Dataset rows describing interfaces
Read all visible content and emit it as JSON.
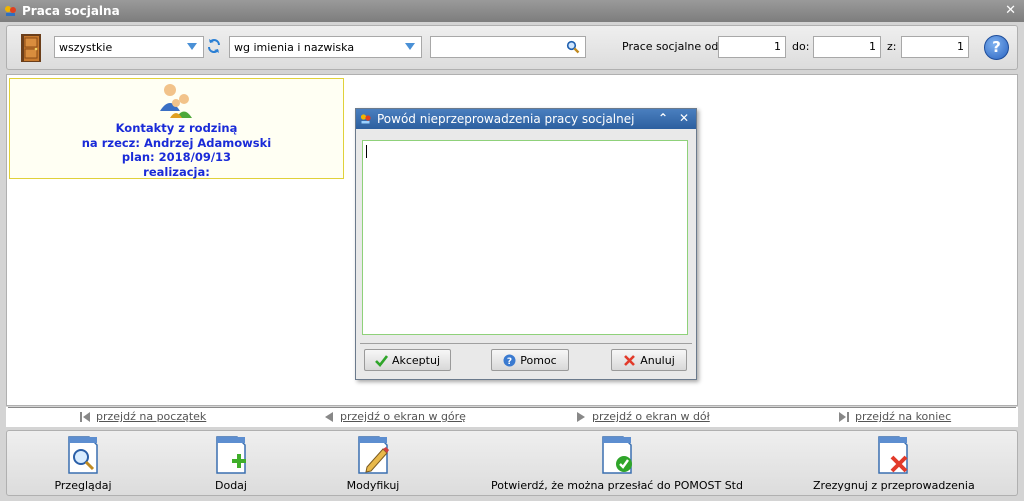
{
  "window": {
    "title": "Praca socjalna"
  },
  "toolbar": {
    "filter_value": "wszystkie",
    "sort_value": "wg imienia i nazwiska",
    "search_value": "",
    "range_label_from": "Prace socjalne od:",
    "range_from": "1",
    "range_label_to": "do:",
    "range_to": "1",
    "range_label_of": "z:",
    "range_of": "1",
    "help_label": "?"
  },
  "card": {
    "line1": "Kontakty z rodziną",
    "line2": "na rzecz: Andrzej Adamowski",
    "line3": "plan: 2018/09/13",
    "line4": "realizacja:"
  },
  "dialog": {
    "title": "Powód nieprzeprowadzenia pracy socjalnej",
    "text_value": "",
    "accept_label": "Akceptuj",
    "help_label": "Pomoc",
    "cancel_label": "Anuluj"
  },
  "nav": {
    "first": "przejdź na początek",
    "up": "przejdź o ekran w górę",
    "down": "przejdź o ekran w dół",
    "last": "przejdź na koniec"
  },
  "actions": {
    "browse": "Przeglądaj",
    "add": "Dodaj",
    "modify": "Modyfikuj",
    "confirm": "Potwierdź, że można przesłać do POMOST Std",
    "resign": "Zrezygnuj z przeprowadzenia"
  }
}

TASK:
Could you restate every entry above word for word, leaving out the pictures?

ANSWER BELOW:
Read all visible content and emit it as JSON.
{
  "window": {
    "title": "Praca socjalna"
  },
  "toolbar": {
    "filter_value": "wszystkie",
    "sort_value": "wg imienia i nazwiska",
    "search_value": "",
    "range_label_from": "Prace socjalne od:",
    "range_from": "1",
    "range_label_to": "do:",
    "range_to": "1",
    "range_label_of": "z:",
    "range_of": "1",
    "help_label": "?"
  },
  "card": {
    "line1": "Kontakty z rodziną",
    "line2": "na rzecz: Andrzej Adamowski",
    "line3": "plan: 2018/09/13",
    "line4": "realizacja:"
  },
  "dialog": {
    "title": "Powód nieprzeprowadzenia pracy socjalnej",
    "text_value": "",
    "accept_label": "Akceptuj",
    "help_label": "Pomoc",
    "cancel_label": "Anuluj"
  },
  "nav": {
    "first": "przejdź na początek",
    "up": "przejdź o ekran w górę",
    "down": "przejdź o ekran w dół",
    "last": "przejdź na koniec"
  },
  "actions": {
    "browse": "Przeglądaj",
    "add": "Dodaj",
    "modify": "Modyfikuj",
    "confirm": "Potwierdź, że można przesłać do POMOST Std",
    "resign": "Zrezygnuj z przeprowadzenia"
  }
}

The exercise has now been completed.